On i-ACT 11 this past fall, I quickly learned that shooting video in a
refugee camp is a whole new ballgame when it comes to being behind a
camera. The most difficult aspect is that the kids are all so excited
about what we’re doing and all want a chance to smile and wave at the
camera. This makes capturing anyone speaking a very difficult task!
While I was shooting interviews with students one morning in Djabal,
there was a distinct lack of kids around. After awhile, I heard a
commotion behind me and turned to investigate. Miah was distracting
the kids so we could get our work done! This ended up being one of my
favorite moments from the trip.
Now that’s teamwork!
It’s hard to believe it’s already been two months since we departed from the camps. Although we’re already working on getting the next trip put together, there is still so much to share from i-ACT11!
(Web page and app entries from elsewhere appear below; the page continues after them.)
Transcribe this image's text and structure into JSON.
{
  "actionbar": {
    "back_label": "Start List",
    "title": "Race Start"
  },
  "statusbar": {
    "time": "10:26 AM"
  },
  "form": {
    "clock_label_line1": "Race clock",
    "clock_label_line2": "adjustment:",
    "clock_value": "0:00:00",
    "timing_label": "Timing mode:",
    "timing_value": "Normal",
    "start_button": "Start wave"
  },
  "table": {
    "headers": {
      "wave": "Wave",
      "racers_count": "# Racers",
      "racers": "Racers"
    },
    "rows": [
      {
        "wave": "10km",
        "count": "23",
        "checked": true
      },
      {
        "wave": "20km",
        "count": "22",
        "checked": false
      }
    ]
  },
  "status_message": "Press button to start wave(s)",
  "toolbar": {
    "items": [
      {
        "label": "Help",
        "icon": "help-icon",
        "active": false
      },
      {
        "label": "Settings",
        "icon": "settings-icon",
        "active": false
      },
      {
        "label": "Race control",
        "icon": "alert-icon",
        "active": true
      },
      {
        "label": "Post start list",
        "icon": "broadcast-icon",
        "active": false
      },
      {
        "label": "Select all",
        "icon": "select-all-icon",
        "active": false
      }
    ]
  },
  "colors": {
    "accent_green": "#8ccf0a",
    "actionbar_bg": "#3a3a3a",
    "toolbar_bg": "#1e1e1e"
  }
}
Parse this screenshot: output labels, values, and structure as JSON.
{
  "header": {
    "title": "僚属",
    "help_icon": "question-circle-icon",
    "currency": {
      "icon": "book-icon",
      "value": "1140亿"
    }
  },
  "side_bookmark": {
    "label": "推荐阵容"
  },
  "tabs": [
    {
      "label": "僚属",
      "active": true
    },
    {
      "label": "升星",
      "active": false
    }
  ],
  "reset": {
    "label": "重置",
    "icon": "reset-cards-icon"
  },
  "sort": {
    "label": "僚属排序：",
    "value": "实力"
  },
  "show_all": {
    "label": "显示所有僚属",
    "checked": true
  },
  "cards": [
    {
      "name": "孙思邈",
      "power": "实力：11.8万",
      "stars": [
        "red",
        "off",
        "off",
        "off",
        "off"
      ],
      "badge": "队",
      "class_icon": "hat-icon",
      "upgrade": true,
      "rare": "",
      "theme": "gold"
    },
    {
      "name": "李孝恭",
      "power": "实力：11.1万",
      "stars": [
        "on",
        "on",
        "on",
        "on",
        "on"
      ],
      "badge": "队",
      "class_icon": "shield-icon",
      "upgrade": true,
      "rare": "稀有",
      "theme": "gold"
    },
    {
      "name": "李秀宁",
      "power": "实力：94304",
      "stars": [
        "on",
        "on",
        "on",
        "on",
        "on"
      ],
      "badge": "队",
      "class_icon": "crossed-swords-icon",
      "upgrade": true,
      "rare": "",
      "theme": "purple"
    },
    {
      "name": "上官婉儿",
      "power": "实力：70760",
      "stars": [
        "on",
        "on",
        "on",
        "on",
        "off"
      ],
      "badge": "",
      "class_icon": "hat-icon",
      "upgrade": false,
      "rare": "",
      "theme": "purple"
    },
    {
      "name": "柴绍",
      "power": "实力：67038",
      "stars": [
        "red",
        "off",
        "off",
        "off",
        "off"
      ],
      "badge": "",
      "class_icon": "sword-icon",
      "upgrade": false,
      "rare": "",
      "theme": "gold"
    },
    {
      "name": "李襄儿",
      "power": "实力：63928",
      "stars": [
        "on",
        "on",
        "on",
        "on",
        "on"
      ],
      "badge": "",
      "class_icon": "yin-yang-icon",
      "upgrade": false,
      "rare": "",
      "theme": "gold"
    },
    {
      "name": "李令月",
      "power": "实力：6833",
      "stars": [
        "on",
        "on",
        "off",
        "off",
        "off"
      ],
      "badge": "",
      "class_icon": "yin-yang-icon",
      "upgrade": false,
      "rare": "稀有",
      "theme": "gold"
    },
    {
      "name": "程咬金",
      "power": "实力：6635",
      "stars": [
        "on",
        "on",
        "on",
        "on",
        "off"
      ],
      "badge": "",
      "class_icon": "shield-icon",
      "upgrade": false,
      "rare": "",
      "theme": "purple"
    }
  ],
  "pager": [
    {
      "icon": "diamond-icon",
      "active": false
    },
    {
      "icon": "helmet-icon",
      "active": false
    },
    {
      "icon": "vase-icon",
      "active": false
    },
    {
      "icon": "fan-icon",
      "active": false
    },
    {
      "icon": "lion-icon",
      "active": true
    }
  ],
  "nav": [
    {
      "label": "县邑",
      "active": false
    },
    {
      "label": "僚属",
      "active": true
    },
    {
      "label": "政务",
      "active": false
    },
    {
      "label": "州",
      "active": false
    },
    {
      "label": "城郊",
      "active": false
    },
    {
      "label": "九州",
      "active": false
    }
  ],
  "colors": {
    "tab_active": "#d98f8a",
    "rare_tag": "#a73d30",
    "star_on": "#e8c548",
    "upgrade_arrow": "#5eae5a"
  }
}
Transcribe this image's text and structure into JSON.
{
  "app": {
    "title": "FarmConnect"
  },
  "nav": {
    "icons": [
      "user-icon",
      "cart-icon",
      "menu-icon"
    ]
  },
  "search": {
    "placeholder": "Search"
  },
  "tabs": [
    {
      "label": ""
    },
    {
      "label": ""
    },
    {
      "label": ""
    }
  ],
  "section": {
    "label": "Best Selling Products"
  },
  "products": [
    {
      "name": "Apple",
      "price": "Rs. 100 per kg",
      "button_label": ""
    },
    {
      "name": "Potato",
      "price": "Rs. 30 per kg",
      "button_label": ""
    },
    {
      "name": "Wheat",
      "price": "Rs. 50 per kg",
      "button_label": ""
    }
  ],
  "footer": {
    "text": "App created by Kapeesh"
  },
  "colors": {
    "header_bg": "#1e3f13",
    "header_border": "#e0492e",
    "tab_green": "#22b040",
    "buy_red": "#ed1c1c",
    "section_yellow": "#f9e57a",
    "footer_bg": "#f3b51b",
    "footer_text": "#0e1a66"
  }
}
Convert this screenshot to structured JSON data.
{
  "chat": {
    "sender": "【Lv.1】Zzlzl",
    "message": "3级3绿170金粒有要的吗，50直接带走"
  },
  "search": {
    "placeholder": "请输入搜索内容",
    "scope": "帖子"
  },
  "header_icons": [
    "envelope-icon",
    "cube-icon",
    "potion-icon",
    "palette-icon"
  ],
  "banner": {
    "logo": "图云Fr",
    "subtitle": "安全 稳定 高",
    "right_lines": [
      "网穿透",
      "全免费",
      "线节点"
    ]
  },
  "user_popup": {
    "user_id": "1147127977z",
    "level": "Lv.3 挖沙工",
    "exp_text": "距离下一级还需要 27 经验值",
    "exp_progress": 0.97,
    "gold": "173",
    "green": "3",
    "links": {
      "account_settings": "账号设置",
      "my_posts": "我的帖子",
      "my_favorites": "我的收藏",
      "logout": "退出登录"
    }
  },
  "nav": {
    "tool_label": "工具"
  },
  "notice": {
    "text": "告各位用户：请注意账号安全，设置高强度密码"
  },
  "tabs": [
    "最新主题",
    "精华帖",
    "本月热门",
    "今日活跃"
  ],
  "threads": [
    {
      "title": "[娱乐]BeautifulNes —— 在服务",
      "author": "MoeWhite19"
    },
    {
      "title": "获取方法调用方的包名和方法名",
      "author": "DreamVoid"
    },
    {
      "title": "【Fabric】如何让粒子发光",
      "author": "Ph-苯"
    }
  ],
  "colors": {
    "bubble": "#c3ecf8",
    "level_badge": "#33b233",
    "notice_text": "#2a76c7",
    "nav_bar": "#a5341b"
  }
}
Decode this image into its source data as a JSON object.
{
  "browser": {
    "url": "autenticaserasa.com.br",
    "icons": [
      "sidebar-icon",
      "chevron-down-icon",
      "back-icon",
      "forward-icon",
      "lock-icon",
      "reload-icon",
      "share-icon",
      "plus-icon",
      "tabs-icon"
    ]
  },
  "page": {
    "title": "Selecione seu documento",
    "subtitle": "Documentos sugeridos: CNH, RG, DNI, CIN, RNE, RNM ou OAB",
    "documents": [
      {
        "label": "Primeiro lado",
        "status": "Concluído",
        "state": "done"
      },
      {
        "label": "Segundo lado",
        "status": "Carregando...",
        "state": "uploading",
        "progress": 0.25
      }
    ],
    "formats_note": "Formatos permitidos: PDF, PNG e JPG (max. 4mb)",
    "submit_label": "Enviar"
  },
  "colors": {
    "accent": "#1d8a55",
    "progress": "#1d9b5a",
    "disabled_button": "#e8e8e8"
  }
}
One of the things that surprised me in the camps was how adept all the kids are at handstands! They all wanted to show off for the camera. Gabriel told me this is a Darfuri tradition to do these sorts of gymnastics.
The whole team got laughing in Camp Kounoungo, as Gabriel took on the challenge of trying to out-handstand this particularly talented kid. Watch the video and see who won!
Check out this little video recorded on a GoPro camera, showing Camp Kounoungo refugee soccer players, showing their moves. They all want to be a part of Darfur United and will be preparing during the following months to make the team.
A young Darfuri refugee in eastern Chad named Hafsa was given a camera to document any part of her life. She chose to be interviewed with her family.
Gabriel asks some aspiring Darfur United players what uniform colors they’d like for the team. Rahma and Murtada reveal their bias towards some famous team colors. Watch to see further proof that football really is the world’s sport and you can find fans everywhere.
Darfuri refugees in eastern Chad make mud bricks to build their homes. Their UN issued tents have long ago been damaged by time and weather. Since there is little vegetation in the area, they build shelter from the ground they live on.